- Lower inflation will also be crucial in heading off a recession. Nominal growth is poised to slow this year after a period of post-pandemic rebound. Decelerating inflation will reduce the drag on both household incomes and real gross domestic product, helping avoid a downturn.
- The eurozone economy has shown remarkable resiliency amid hardships. With the risk of gas rationing almost ruled out for this winter, thanks to warmer temperatures, survey and sentiment indicators are improving. This implies that the downturn may not be as bad as feared a few months ago; however, several challenges remain. Households’ purchasing power has been squeezed by high inflation. External demand is looking weak. The bloc still faces the task of refilling its gas storage before next winter, with flows from Russia unlikely to resume.
- There are signs that inflation may have finally peaked in the eurozone, as the pace of price increases fell from 10.1% in November to 9.2% year over year in December. The drop has been largely driven by weaker energy prices, rather than moderation in core inflation. This will lead the European Central Bank to tighten policy aggressively through midyear; a short and shallow contraction will not alter their course.
- A fiscal policy pivot by the new leadership has stabilized financial markets, but the British economy is a long way from stability. The U.K. is facing a shallow recession triggered by falling real household incomes and tight policy. The recent drop in energy prices coupled with large negative base effects will come into play, contributing to lower headline readings. However, still-tight labor markets and upward pressure on wages will keep core inflation elevated through the year.
- The British housing market entered a downturn late last year which is set to deepen further. Mortgage rates are far higher than they were at the start of 2022. More than 750,000 British households are at risk of mortgage default in the next two years. A spillover from housing to the broader economy cannot be ruled out entirely. The Bank of England is expected to raise its interest rates by a total of 75 basis points at its next two meetings, before pausing to assess the outlook.
- Pent up demand coupled with easing supply chain frictions will continue to underpin activity in Japan during the first half of the year.
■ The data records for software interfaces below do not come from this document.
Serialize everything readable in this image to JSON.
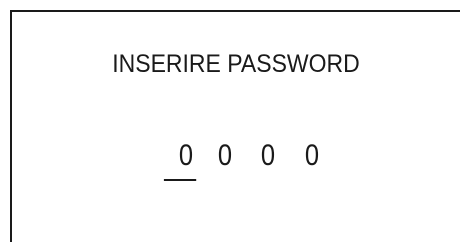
{
  "prompt": {
    "title": "INSERIRE PASSWORD"
  },
  "password": {
    "digits": [
      "0",
      "0",
      "0",
      "0"
    ],
    "active_index": 0
  }
}
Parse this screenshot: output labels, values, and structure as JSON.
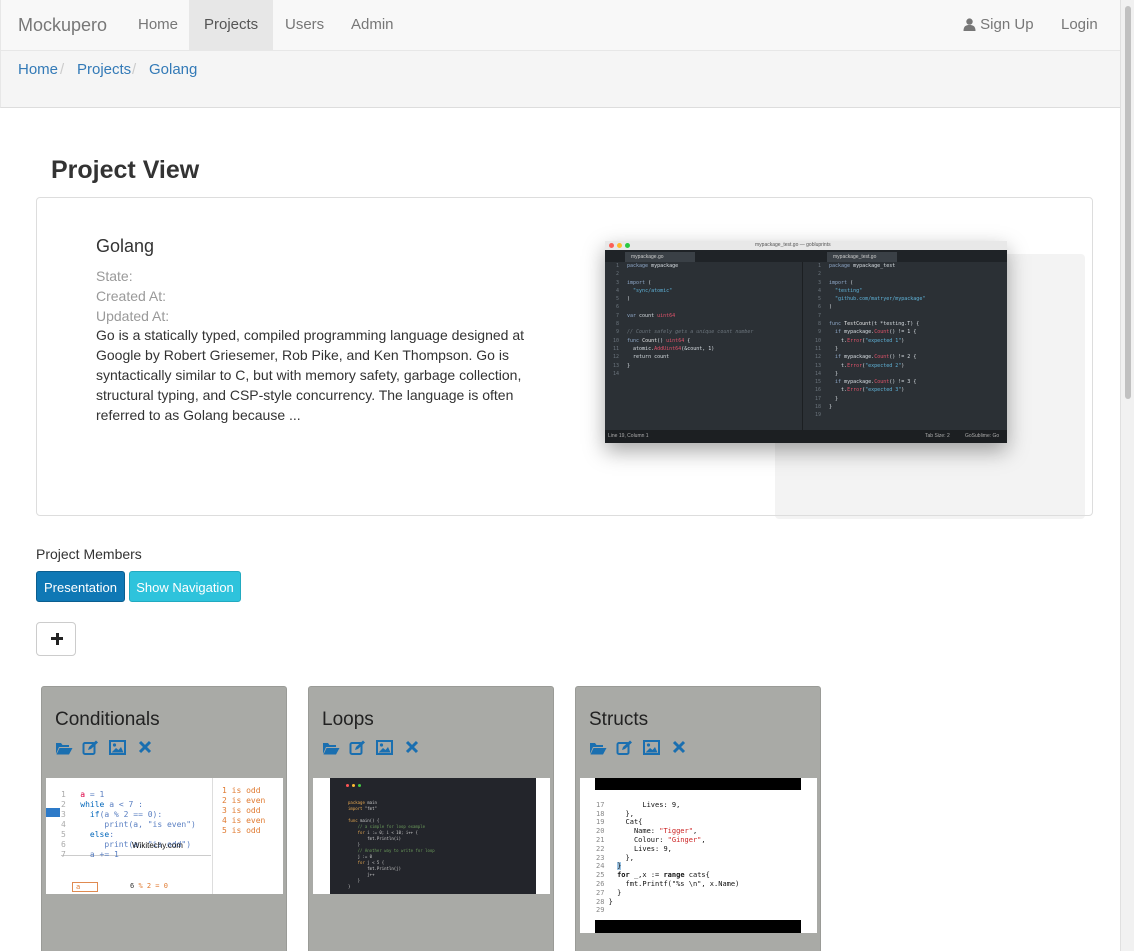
{
  "navbar": {
    "brand": "Mockupero",
    "items": [
      {
        "label": "Home",
        "active": false
      },
      {
        "label": "Projects",
        "active": true
      },
      {
        "label": "Users",
        "active": false
      },
      {
        "label": "Admin",
        "active": false
      }
    ],
    "signup_label": "Sign Up",
    "login_label": "Login"
  },
  "breadcrumb": [
    "Home",
    "Projects",
    "Golang"
  ],
  "breadcrumb_separator": "/",
  "page_title": "Project View",
  "project": {
    "name": "Golang",
    "state_label": "State:",
    "created_label": "Created At:",
    "updated_label": "Updated At:",
    "description": "Go is a statically typed, compiled programming language designed at Google by Robert Griesemer, Rob Pike, and Ken Thompson. Go is syntactically similar to C, but with memory safety, garbage collection, structural typing, and CSP-style concurrency. The language is often referred to as Golang because ...",
    "image": {
      "window_title": "mypackage_test.go — gobluprints",
      "tab_left": "mypackage.go",
      "tab_right": "mypackage_test.go",
      "status_left": "Line 19, Column 1",
      "status_tab": "Tab Size: 2",
      "status_syntax": "GoSublime: Go"
    }
  },
  "members_title": "Project Members",
  "buttons": {
    "presentation": "Presentation",
    "show_navigation": "Show Navigation"
  },
  "cards": [
    {
      "title": "Conditionals",
      "watermark": "Wikitechy.com"
    },
    {
      "title": "Loops"
    },
    {
      "title": "Structs"
    }
  ],
  "colors": {
    "link": "#337ab7",
    "primary_button": "#0f78b5",
    "info_button": "#2ec3dc",
    "card_bg": "#a9aaa6",
    "card_icon": "#1a6fb0"
  }
}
However, the unfavorable external economic backdrop will drag the performance of the export sector down. Inflation has returned to Japan, but likely temporarily, given the lack of sustained wage gains.
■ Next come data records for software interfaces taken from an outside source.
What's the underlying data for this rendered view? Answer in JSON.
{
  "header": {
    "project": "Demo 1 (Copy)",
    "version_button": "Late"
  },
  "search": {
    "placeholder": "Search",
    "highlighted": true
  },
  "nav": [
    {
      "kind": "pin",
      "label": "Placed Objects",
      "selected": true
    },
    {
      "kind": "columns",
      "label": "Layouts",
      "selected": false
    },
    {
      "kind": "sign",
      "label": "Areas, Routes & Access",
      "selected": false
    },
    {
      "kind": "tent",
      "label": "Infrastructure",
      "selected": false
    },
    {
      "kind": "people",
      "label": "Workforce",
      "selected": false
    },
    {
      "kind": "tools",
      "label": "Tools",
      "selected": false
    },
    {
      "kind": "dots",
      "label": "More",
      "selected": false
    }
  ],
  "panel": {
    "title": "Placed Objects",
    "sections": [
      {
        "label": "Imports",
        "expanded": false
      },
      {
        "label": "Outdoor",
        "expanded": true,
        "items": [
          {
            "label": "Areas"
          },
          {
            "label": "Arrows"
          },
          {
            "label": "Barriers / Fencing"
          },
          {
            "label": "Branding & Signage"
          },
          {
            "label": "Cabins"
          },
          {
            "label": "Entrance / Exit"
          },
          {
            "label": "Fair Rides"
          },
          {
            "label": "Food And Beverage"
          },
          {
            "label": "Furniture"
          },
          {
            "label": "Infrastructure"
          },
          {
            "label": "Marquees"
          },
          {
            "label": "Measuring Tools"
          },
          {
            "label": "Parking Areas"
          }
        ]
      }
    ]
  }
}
- The Bank of Japan (BoJ) made no policy changes at this month’s meeting. Nonetheless, the December tweak to the Yield Curve Control framework has heightened speculation over policy normalization. With inflation likely to fall below 2%, the BoJ will maintain current policy rates even after Governor Kuroda's term ends in April 2023. Persistent pressure on the yield curve, however, could force the central bank to widen the tolerance corridor further.
- The growth rate of China’s economy slowed to less than 3% in the fourth quarter, supporting the case for relaxing the costly zero-COVID policy. However, a normalization in economic activity will take some time. While domestic demand may recover quickly once the current outbreak recedes, exports face headwinds from weaker backdrop.
- The struggle for the Chinese economy lies beyond COVID. The path of its highly leveraged property sector recovery is uncertain. A profound demographic shift is underway, with the population declining for the first time in six decades. This will weigh on labor force growth and productivity.